17 aA + bB cC + dD G0G0 rxn d  G 0 (D) f c  G 0 (C) f = [+] - b  G 0 (B) f a  G 0 (A) f [+] G0G0 rxn n  G 0 (products) f =  m  G 0 (reactants) f  - The standard free-energy of reaction (  G 0 ) is the free- energy change for a reaction when it occurs under standard- state conditions. rxn Standard free energy of formation (  G 0 ) is the free-energy change that occurs when 1 mole of the compound is formed from its elements in their standard states. f  G 0 of any element in its stable form is zero. f

18 2C 6 H 6 (l) + 15O 2 (g) 12CO 2 (g) + 6H 2 O (l) G0G0 rxn n  G 0 (products) f =  m  G 0 (reactants) f  - What is the standard free-energy change for the following reaction at 25 0 C? G0G0 rxn 6  G 0 (H 2 O) f 12  G 0 (CO 2 ) f = [+] - 2  G 0 (C 6 H 6 ) f [] G0G0 rxn = [ 12x– x–237.2 ] – [ 2x124.5 ] = kJ Is the reaction spontaneous at 25 0 C?  G 0 = kJ < 0 spontaneous

19  G =  H - T  S

20 CaCO 3 (s) CaO (s) + CO 2 (g)  H 0 = kJ  S 0 = J/K  G 0 =  H 0 – T  S 0 At 25 0 C,  G 0 = kJ  G 0 = 0 at C Temperature and Spontaneity of Chemical Reactions Equilibrium Pressure of CO 2

21 Gibbs Free Energy and Phase Transitions H 2 O (l) H 2 O (g)  G 0 = 0=  H 0 – T  S 0  S = T HH = kJ 373 K = 109 J/K

22 Gibbs Free Energy and Chemical Equilibrium  G =  G 0 + RT lnQ R is the gas constant (8.314 J/K mol) T is the absolute temperature (K) Q is the reaction quotient At Equilibrium  G = 0 Q = K 0 =  G 0 + RT lnK  G 0 =  RT lnK
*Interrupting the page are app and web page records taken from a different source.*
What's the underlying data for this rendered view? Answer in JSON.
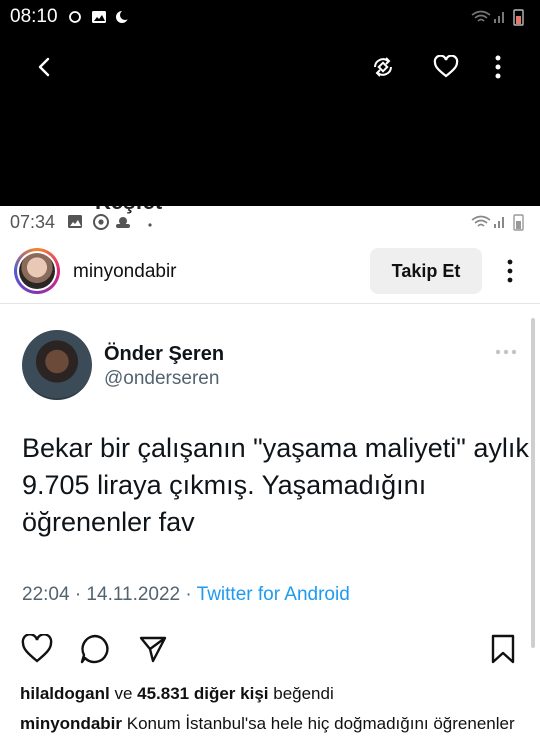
{
  "outer_status": {
    "time": "08:10",
    "icons": [
      "sync-icon",
      "image-icon",
      "moon-icon"
    ],
    "system_icons": [
      "wifi-icon",
      "signal-icon",
      "battery-icon"
    ]
  },
  "viewer": {
    "icons": [
      "back-arrow-icon",
      "rotate-icon",
      "heart-icon",
      "more-vertical-icon"
    ]
  },
  "inner_status": {
    "time": "07:34",
    "ghost_title": "Keşfet"
  },
  "post": {
    "username": "minyondabir",
    "follow_label": "Takip Et"
  },
  "tweet": {
    "name": "Önder Şeren",
    "handle": "@onderseren",
    "text": "Bekar bir çalışanın \"yaşama maliyeti\" aylık 9.705 liraya çıkmış. Yaşamadığını öğrenenler fav",
    "time": "22:04 · 14.11.2022 · ",
    "source": "Twitter for Android"
  },
  "engagement": {
    "liker": "hilaldoganl",
    "and": " ve ",
    "others": "45.831 diğer kişi",
    "liked": " beğendi"
  },
  "caption": {
    "username": "minyondabir",
    "text": " Konum İstanbul'sa hele hiç doğmadığını öğrenenler"
  },
  "colors": {
    "link_blue": "#1d9bf0",
    "muted": "#536471",
    "follow_bg": "#efefef"
  }
}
23 Free Energy Versus Extent of Reaction  G 0 < 0  G 0 > 0

24  G 0 =  RT lnK

25 ATP + H 2 O + Alanine + Glycine ADP + H 3 PO 4 + Alanylglycine Alanine + Glycine Alanylglycine  G 0 = +29 kJ  G 0 = -2 kJ K < 1 K > 1

26 The Structure of ATP and ADP in Ionized Forms


Download ppt "Thermodynamics:Entropy, Free Energy, and Equilibrium Chapter 16."

Similar presentations


Ads by Google